Once it has been recognised by London, Scotland will need the same from all the other member states before it can apply (or reapply) to join the EU. José Manuel Barroso, Mr Juncker’s predecessor, said this year that it would be “very difficult, if not impossible” to secure a green light from all 28.
Five EU countries – including Spain and Cyprus – have still not acknowledged Kosovo’s independence. Officially, they argue, this is because Kosovo made a “unilateral” declaration, unrecognised by Serbia, its former master. Scotland’s case is therefore different, as José-Manuel García-Margallo, Spanish foreign minister, has acknowledged – but he is adamant that Scotland will have to reapply for membership, at the very least.
The approval process could be tortuous, requiring parliamentary debates and votes. Some countries, such as France and Austria, have also considered referendums for accepting new EU members, but these were proposed largely with Turkey in mind.
2) Commitment to joining the euro
All countries in the EU must be committed to joining the single currency. Denmark and Britain won “opt-outs” that are no longer available to new applicants. Olli Rehn, the EU’s former economy commissioner, has been categorical that keeping the pound would be incompatible with joining the EU.
“As to the question whether ‘sterlingisation’ [keeping the pound without the oversight of the Bank of England] were compatible with EU membership, the answer is that this would simply not be possible, since that would obviously imply a situation where the candidate country concerned would not have a monetary authority of its own and thus no necessary instruments of the economic and monetary union,” he wrote in a letter to Danny Alexander, chief secretary to the Treasury, this month.
Lord Kerr says a way to negotiate this challenge could probably be found: “A declaration of intent to join at an appropriate unspecified future date would probably suffice.”
However, it is unclear whether other EU nations or applicants would accept a commitment from Scotland that was tactical rather than sincere. Edinburgh would need time to show it was managing its own budgets and currency system responsibly.
Sweden has a de facto opt-out from the euro by not meeting some technical criteria but the EU has said it will be less tolerant of such tactics from new members.
3) Managing a transition
Increasing speculation centres on a potential “transitional agreement” that would grant Scots special rights akin to membership while their application for readmission was going through the system. People involved in the case of Greenland – which left the European Economic Community in 1985 – say the bureaucracy of an exit is gruelling and would be best avoided if Scotland is going to return to the bloc after a brief period outside.
Lawyers say it would be logical for the EU to agree to a temporary deal so Scots would remain locked into EU standards for, say, agriculture and labour while their reapplication is considered. The status of Scotland’s fisheries would be particularly sensitive as EU quotas are won in hard-fought negotiations where national population is important. An independent Scotland would lose leverage.
A transitional agreement would be an unprecedented compromise for an unprecedented situation. However, the idea of non-EU states conforming with EU law is not unusual.
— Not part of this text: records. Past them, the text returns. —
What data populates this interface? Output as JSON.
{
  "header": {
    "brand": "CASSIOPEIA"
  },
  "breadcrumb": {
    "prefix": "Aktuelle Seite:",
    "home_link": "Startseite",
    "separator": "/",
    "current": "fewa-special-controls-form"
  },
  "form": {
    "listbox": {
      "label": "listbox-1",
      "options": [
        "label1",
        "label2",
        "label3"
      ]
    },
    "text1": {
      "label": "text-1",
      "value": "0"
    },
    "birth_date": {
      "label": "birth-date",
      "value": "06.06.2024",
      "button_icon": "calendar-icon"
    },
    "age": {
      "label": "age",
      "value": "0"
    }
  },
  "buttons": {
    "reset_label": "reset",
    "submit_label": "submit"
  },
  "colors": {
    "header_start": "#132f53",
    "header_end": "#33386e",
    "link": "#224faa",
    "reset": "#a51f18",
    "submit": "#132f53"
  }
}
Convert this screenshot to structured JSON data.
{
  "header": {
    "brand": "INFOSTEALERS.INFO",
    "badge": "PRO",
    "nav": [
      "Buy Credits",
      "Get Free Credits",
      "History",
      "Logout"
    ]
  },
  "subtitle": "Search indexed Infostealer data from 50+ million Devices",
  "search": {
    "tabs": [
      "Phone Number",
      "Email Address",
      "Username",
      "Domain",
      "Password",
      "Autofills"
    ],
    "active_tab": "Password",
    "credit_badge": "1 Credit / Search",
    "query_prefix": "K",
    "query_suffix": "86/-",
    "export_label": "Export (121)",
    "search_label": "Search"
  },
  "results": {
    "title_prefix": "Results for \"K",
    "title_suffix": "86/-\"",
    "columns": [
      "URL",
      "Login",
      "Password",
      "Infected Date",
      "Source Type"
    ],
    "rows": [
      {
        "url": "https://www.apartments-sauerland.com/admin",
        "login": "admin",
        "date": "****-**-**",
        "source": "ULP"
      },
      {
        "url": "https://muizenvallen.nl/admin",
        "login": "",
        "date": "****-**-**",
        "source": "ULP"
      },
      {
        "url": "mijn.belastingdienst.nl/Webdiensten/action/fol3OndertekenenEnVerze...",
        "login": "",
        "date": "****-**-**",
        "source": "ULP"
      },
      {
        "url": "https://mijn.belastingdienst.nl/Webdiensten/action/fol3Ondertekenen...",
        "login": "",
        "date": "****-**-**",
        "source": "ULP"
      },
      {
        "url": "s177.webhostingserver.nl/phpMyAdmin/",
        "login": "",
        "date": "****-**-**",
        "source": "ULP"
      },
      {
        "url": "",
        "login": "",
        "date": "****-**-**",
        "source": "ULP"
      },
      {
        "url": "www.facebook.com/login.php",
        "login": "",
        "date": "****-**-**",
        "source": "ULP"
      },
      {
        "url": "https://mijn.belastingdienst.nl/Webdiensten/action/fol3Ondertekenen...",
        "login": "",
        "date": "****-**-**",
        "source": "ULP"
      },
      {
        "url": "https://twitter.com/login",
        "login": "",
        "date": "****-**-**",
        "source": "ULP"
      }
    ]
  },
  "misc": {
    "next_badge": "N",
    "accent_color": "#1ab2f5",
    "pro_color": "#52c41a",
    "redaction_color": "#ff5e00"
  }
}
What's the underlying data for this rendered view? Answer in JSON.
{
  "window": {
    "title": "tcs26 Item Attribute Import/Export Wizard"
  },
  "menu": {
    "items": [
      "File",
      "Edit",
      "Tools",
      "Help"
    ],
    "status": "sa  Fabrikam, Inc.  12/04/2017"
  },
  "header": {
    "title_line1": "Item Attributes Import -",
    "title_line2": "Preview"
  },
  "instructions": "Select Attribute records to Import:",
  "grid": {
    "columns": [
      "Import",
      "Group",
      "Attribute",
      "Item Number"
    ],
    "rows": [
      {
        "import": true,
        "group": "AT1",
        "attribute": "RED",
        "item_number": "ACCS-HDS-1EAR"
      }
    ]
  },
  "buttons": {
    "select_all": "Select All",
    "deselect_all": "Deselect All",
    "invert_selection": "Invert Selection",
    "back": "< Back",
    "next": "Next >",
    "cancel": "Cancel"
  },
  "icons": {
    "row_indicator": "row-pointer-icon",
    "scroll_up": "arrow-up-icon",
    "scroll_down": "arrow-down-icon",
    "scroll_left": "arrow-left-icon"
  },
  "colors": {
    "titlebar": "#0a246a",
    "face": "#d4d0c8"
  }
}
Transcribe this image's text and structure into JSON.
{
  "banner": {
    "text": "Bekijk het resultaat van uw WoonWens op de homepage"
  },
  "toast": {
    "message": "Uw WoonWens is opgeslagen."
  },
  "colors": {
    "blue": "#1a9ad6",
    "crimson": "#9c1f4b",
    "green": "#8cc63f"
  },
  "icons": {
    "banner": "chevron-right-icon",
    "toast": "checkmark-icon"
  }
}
Countries such as Norway, Switzerland and Serbia often have to abide with large parts of the acquis – the body of EU legislation on topics ranging from competition to energy – because of the amount of business they conduct with the bloc.
Scotland could also take advantage of the period between the referendum and independence. Although the SNP envisages independence in March 2016, a delay would give it longer to negotiate EU admission in parallel.
4) Forget that rebate
In some respects, Scotland would be able to carry on in the EU much as it did as part of the UK, still sending six lawmakers to the European parliament.
Lord Kerr, however, said Scotland would almost certainly not be able to continue to enjoy Britain’s rebate from budget contributions that Margaret Thatcher, then prime minister, won in 1984.
“Existing member states, many much poorer in per capita terms than Scotland, would not agree to pay more to let the Scots pay less.”